Elder Ernest Siva (Cahuilla-Serrano), president of Dorothy Ramon Learning Center, plays three traditional Southern California songs here. Although these songs are customarily sung, Ernest Siva likes to play bird songs and other traditional songs on the flute, as his late maternal great-grandfather Juan Ramon once did. He plays near one of his elderberries, called kuuht in Serrano, hunqwat in Cahuilla. The shrub burned in the 2020 Apple Fire, along with much of the wild lands surrounding his canyon home. Now it’s growing back.
To see what this elderberry looked like just before the summer fire, and explore its many powerful gifts and uses, see the Dorothy Ramon Learning Center’s “Elderberry Memories” from July 8, 2020.
The canyon comes back
Snow Creek: “Inspiration and hope”
By Christine Giles
Editor’s note: Christine Giles, who has lived in the Snow Creek area of the Coachella Valley for more than 20 years, shares some of her discoveries as she watches her area recover.
On the afternoon of September 17, 2020, a Desert Water Agency truck exploded, igniting a fire that spread to 1,200 acres in less than an hour. Called the Snow Fire, it quickly traveled south and west, up Snow Creek Canyon located at the base of the north face of Mt. San Jacinto. While no structures burned, the fire consumed more than 6,200 acres of vegetation and in an area of cultural significance. The area is the ancestral homeland of the Teshana Wanakik lineage of Cahuilla Indians (1).
According to the late Chief Francisco Patencio, Evan ga net, the Fox, gave the name Na hal log wen et (center of the open place) to Snow Creek when he crossed it in his travels in early times. (2)

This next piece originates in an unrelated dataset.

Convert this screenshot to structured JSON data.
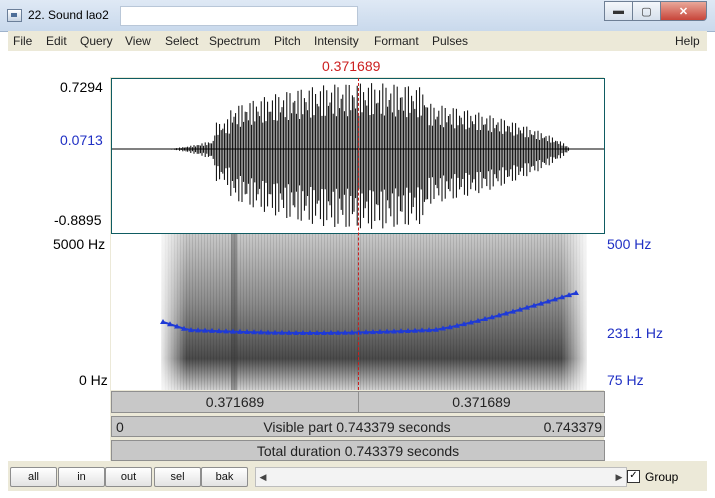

In late December, the scorched land began to show signs of recovery. Along the western slope of the mouth of the canyon, juncus textilis or basket rush, called seily in Cahuilla (3) and used in basket weaving, is proliferating in several areas.
This area is saturated by a series of springs, and bright green leaves are beginning to sprout from the base of Fremont cottonwood, hollyleaf cherry, Western sycamore, and other trees. Beavertail cactus, deergrass, encelia (brittlebush), and other scrubs, grasses, and trees are showing signs of survival and recovery. There also are signs of wildlife, although still scarce, including coyote scat and possibly rabbit, what may be a red-tailed hawk feather, and spider webs.
These are hopeful signs and as winter turns to spring, more native plants should begin to emerge, including sages, chia, yerba santa, willows, desert apricot, white alder, and some of the 38 trees, 64 grasses, 141 shrubs, and more than 270 annual and perennial herbs listed as native to the area, according to calflora.org (4).
I plan to continue exploring Snow Creek Canyon, as it has become an experience symbolic of hope and inspiration.
1. Bean, Lowell John, Sylvia Brakke Vane, and Jackson Young, 1991, The Cahuilla Landscape: The Santa Rosa and San Jacinto Mountains, Ballena Press, p. 65.
2. Patencio, Francisco. 1943. Stories and Legends of the Palm Springs Indians. As told to Margaret Boynton. © Palm Springs Desert Museum, p. 54.
3. Bean, Lowell John, and Katherine Siva Saubel, 1972, Temalpakh: Cahuilla Indian knowledge and usage of plants, Malki-Ballena Press, pp. 80–81.
4. Calscape.org and Calflora.org, accessed January 15, 2021.